WORK TO BE COMPLETED ->
Leave out the pictures and return every entry exactly as it appears.

--- EXTRACTED INFORMATION Enclosed Below ---

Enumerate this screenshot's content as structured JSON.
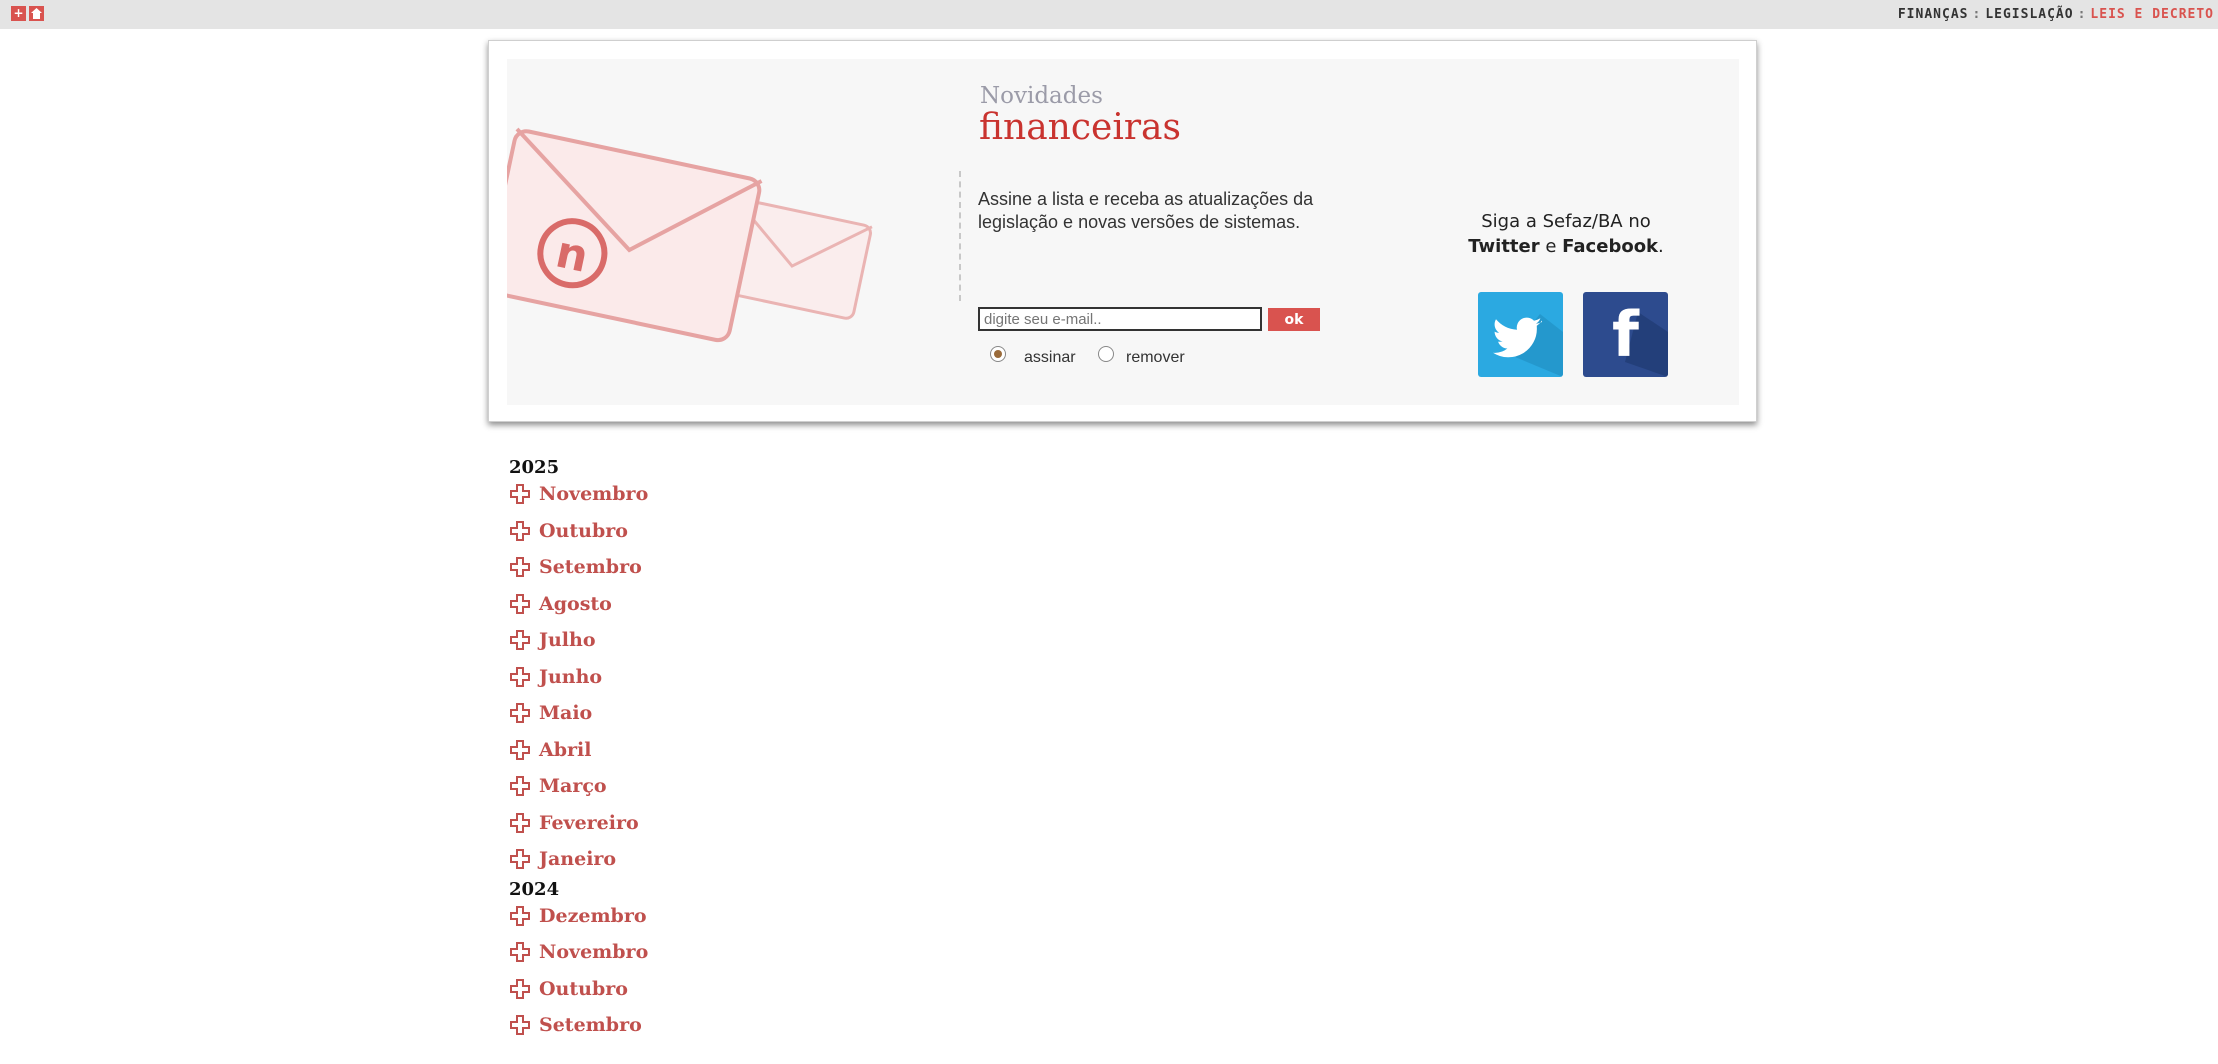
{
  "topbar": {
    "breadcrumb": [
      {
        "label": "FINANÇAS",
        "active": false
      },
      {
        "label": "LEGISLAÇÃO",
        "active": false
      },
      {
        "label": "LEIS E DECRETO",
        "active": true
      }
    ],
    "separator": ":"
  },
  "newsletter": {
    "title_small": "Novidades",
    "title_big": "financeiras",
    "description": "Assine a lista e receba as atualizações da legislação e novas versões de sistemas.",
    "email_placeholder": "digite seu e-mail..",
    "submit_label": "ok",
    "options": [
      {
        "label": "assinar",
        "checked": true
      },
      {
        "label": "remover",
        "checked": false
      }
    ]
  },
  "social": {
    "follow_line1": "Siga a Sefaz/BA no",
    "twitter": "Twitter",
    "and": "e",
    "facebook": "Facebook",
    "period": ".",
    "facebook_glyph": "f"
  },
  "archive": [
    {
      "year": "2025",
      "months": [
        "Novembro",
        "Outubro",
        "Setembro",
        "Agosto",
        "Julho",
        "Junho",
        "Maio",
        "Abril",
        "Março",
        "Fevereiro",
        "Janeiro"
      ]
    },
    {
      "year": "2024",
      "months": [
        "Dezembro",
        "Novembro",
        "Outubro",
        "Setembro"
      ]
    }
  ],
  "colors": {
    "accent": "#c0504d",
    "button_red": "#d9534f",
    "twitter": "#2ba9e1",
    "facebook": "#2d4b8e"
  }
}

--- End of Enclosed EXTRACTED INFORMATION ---

RESULT ->
Enumerate this screenshot's content as structured JSON.
{
  "topbar": {
    "breadcrumb": [
      {
        "label": "FINANÇAS",
        "active": false
      },
      {
        "label": "LEGISLAÇÃO",
        "active": false
      },
      {
        "label": "LEIS E DECRETO",
        "active": true
      }
    ],
    "separator": ":"
  },
  "newsletter": {
    "title_small": "Novidades",
    "title_big": "financeiras",
    "description": "Assine a lista e receba as atualizações da legislação e novas versões de sistemas.",
    "email_placeholder": "digite seu e-mail..",
    "submit_label": "ok",
    "options": [
      {
        "label": "assinar",
        "checked": true
      },
      {
        "label": "remover",
        "checked": false
      }
    ]
  },
  "social": {
    "follow_line1": "Siga a Sefaz/BA no",
    "twitter": "Twitter",
    "and": "e",
    "facebook": "Facebook",
    "period": ".",
    "facebook_glyph": "f"
  },
  "archive": [
    {
      "year": "2025",
      "months": [
        "Novembro",
        "Outubro",
        "Setembro",
        "Agosto",
        "Julho",
        "Junho",
        "Maio",
        "Abril",
        "Março",
        "Fevereiro",
        "Janeiro"
      ]
    },
    {
      "year": "2024",
      "months": [
        "Dezembro",
        "Novembro",
        "Outubro",
        "Setembro"
      ]
    }
  ],
  "colors": {
    "accent": "#c0504d",
    "button_red": "#d9534f",
    "twitter": "#2ba9e1",
    "facebook": "#2d4b8e"
  }
}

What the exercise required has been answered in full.